Monitoring bird migration in the Caribbean basin: multi-national cooperation can close the loop
|Authors:||Paul B. Hamel, Cecilia M. Riley, W. C. Hunter, Mark S. Woodrey|
|Type:||General Technical Report (GTR)|
|Station:||Pacific Southwest Research Station|
|Source:||In: Ralph, C. John; Rich, Terrell D., editors 2005. Bird Conservation Implementation and Integration in the Americas: Proceedings of the Third International Partners in Flight Conference. 2002 March 20-24; Asilomar, California, Volume 2 Gen. Tech. Rep. PSW-GTR-191. Albany, CA: U.S. Dept. of Agriculture, Forest Service, Pacific Southwest Research Station: p. 729-733|

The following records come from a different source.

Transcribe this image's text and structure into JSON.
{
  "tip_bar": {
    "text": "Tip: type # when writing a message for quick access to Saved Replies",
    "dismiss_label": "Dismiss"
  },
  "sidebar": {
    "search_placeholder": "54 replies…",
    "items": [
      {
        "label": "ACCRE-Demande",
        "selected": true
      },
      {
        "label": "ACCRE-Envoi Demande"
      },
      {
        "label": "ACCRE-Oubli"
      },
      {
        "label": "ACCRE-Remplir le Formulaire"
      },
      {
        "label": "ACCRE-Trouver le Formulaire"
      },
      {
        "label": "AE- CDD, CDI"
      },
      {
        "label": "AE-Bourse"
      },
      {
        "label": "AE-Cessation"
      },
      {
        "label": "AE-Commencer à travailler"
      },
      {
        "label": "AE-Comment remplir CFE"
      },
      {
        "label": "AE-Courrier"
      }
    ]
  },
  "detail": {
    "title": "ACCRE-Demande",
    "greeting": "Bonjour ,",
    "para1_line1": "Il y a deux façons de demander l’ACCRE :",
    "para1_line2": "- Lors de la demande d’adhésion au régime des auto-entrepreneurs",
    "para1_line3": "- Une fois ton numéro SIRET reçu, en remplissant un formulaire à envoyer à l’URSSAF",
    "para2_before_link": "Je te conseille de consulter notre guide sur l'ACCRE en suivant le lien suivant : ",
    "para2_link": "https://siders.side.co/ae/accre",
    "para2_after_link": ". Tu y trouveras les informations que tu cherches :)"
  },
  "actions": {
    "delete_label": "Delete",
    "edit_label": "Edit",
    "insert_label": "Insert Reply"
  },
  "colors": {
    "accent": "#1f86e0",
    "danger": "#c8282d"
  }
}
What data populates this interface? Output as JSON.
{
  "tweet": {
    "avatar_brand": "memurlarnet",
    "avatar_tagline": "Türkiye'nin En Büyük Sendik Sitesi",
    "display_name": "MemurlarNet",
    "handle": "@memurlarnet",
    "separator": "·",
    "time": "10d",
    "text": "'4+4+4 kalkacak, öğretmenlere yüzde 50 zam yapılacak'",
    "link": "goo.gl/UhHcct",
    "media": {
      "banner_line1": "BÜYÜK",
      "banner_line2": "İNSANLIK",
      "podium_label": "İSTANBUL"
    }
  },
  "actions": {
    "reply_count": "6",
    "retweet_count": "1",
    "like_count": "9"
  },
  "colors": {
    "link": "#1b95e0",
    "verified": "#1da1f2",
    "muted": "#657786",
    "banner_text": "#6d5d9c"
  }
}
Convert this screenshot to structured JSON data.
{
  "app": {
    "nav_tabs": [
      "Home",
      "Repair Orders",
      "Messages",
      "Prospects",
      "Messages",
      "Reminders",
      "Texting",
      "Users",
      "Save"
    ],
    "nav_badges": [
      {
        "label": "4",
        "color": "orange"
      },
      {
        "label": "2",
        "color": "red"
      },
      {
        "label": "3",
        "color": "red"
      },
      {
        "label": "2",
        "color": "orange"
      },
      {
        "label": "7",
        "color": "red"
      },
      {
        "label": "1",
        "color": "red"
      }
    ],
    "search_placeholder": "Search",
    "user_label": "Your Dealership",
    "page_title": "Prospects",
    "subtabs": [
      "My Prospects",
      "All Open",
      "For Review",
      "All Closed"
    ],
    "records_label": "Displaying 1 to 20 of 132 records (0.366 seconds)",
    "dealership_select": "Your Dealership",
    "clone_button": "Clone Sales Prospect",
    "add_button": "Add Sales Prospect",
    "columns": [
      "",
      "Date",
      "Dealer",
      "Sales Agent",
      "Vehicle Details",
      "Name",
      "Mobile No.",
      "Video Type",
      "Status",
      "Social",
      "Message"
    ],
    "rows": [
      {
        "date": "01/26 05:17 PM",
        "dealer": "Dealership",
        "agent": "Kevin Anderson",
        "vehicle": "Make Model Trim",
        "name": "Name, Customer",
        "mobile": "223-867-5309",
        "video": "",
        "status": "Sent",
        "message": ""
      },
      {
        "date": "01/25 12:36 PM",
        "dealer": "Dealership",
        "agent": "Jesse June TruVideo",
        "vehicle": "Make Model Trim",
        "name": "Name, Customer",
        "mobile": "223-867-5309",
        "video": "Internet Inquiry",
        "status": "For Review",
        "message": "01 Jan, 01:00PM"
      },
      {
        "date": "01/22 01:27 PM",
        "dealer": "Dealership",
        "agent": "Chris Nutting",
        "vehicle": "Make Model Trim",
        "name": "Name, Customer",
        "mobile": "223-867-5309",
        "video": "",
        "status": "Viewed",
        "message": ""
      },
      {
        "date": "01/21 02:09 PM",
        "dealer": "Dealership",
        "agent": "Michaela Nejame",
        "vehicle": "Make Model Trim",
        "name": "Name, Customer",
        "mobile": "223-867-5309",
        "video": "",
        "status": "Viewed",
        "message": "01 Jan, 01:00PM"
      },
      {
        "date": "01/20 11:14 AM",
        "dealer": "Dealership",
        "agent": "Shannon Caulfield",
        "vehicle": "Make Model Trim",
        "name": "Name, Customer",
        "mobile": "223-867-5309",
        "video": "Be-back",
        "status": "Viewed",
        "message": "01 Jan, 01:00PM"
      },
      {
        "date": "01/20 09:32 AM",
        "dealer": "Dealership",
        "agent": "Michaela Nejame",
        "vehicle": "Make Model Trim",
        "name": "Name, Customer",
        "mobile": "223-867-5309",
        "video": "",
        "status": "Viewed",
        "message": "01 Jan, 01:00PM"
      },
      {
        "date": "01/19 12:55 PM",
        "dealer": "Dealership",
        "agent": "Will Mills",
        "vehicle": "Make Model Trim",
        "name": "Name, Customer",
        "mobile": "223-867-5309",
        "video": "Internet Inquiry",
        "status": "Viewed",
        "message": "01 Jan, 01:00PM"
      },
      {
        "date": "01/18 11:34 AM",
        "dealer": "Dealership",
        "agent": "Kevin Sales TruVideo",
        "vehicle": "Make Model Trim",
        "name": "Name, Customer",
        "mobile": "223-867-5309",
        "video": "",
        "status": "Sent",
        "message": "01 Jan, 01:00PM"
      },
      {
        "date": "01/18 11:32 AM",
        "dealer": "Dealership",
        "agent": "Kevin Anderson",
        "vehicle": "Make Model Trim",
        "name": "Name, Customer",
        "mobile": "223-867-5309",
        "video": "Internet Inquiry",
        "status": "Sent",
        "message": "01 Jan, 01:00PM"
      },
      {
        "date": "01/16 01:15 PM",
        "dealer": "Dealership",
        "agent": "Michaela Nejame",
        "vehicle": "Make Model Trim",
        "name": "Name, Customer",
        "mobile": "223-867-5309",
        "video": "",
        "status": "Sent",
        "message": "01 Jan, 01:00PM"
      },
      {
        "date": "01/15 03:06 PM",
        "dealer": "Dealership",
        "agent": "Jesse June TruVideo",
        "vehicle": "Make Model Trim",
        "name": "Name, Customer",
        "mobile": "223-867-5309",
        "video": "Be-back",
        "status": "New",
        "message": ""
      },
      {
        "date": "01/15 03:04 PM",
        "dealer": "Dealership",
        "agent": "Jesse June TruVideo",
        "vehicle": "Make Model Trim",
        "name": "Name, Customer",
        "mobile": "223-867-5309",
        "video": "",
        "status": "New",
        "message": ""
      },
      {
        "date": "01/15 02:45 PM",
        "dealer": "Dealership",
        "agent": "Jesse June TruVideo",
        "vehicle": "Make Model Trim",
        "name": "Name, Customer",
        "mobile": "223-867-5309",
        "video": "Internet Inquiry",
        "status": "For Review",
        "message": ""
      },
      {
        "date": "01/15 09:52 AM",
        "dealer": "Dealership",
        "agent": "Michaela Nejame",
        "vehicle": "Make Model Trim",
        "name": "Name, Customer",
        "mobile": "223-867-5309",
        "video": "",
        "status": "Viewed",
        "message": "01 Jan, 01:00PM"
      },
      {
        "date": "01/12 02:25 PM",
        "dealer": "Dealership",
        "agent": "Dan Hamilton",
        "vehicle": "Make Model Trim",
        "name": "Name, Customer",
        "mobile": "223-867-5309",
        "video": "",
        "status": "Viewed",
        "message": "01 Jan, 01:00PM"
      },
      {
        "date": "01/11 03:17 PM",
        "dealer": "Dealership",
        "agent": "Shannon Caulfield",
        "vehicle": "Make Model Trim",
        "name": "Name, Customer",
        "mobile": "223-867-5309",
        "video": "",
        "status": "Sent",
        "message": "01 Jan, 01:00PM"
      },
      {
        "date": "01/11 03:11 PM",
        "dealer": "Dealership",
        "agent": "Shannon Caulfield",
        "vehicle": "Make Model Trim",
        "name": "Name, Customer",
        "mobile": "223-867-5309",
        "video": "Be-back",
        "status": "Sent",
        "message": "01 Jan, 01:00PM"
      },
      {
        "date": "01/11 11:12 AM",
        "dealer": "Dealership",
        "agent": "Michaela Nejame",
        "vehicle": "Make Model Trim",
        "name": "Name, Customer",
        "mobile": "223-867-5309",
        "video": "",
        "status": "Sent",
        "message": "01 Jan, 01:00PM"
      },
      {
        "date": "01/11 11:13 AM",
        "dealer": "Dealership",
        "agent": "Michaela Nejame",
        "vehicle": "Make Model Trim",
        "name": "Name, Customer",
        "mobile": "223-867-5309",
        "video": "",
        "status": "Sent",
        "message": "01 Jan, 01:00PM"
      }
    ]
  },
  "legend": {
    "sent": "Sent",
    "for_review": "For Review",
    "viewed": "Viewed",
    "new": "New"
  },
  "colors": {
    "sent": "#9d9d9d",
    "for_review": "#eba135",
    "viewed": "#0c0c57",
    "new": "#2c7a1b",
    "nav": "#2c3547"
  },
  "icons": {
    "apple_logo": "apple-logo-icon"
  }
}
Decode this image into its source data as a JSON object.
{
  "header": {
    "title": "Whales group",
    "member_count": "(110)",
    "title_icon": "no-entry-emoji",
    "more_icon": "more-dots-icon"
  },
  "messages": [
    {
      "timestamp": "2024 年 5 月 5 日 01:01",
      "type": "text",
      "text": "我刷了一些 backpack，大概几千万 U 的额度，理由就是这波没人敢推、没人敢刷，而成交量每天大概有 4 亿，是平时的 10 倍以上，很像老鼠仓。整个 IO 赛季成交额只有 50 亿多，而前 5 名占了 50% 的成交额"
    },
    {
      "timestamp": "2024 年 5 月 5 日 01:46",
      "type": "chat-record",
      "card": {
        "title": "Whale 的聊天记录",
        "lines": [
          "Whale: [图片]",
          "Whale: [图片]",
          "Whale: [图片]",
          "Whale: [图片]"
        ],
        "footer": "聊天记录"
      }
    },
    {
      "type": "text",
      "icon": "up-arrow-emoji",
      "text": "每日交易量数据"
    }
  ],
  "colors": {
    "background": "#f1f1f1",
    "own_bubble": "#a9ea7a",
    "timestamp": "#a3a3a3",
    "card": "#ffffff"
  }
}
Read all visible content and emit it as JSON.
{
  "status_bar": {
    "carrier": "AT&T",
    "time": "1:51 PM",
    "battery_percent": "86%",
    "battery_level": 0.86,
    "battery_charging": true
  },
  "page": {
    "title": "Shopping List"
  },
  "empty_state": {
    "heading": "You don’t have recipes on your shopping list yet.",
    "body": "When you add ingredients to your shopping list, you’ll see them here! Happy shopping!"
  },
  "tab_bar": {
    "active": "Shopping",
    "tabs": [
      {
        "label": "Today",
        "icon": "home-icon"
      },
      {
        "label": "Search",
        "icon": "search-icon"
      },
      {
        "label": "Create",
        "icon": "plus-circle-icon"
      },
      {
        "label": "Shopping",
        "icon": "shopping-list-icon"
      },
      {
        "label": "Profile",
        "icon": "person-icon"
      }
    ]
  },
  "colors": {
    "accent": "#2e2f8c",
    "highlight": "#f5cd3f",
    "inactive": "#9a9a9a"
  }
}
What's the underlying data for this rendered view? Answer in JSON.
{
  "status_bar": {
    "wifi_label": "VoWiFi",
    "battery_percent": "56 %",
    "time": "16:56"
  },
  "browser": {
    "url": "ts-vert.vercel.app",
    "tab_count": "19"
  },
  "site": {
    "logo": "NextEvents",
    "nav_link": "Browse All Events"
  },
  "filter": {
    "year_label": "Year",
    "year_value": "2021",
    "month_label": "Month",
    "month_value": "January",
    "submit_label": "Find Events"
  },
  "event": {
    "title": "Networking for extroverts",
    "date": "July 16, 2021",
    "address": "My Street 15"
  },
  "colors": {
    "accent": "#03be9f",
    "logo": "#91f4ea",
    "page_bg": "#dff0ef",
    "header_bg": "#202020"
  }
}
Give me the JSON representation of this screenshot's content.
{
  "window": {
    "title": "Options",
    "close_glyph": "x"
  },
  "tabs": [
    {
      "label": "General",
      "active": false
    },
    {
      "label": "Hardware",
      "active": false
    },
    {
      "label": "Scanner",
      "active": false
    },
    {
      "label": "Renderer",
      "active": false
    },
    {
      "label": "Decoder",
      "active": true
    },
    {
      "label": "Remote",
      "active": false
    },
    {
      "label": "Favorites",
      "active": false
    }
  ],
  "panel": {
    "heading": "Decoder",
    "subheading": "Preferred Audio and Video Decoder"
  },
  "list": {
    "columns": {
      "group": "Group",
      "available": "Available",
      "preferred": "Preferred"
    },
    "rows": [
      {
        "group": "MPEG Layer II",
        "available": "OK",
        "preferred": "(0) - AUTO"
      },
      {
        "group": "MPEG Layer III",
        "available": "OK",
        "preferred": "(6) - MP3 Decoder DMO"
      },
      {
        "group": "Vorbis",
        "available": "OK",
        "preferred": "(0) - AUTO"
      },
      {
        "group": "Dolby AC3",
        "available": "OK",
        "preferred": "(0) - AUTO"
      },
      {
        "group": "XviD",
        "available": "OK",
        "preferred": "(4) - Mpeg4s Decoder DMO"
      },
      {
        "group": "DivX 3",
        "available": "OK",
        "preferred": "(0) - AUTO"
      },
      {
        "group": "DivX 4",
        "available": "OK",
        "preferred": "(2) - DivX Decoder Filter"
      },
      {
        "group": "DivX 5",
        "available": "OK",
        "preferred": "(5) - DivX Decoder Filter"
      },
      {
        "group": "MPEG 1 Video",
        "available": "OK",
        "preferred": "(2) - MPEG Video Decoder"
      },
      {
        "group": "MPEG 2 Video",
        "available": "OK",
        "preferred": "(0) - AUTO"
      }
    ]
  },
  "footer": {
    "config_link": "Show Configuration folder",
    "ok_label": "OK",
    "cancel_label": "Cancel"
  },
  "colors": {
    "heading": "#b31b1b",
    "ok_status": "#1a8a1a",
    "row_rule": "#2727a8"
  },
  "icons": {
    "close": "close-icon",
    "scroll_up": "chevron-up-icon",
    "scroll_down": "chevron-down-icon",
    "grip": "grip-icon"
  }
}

AbstractThe Gulf Coast Bird Observatory (GCBO) and the Southeastern Working Group of Partners in Flight have developed a protocol to monitor landbirds with volunteer observers performing avian censuses in the field. Field observations are compiled within a powerful internet database, and recording and summary capability is maintained by the GCBO. More than 100 observers have supplied data from sites primarily in the southeastern United States. Results of three case studies are presented, illustrating the application of migration monitoring data to land conservation, community education, and research hypothesis generation, not only in southeastern United States, but across the Caribbean Basin as well. Such results will allow us to make appropriate decisions for habitat conservation of migratory songbirds during their passage through the southeastern United States. Because the protocol is easy to perform and widely applicable, we suggest this protocol be used as a means to monitor migration throughout the Caribbean Basin.
- Bird Conservation Implementation and Integration in the Americas: Proceedings of the Third International Partners in Flight Conference. 2002 March 20-24; Asilomar, California, Volume 1 and 2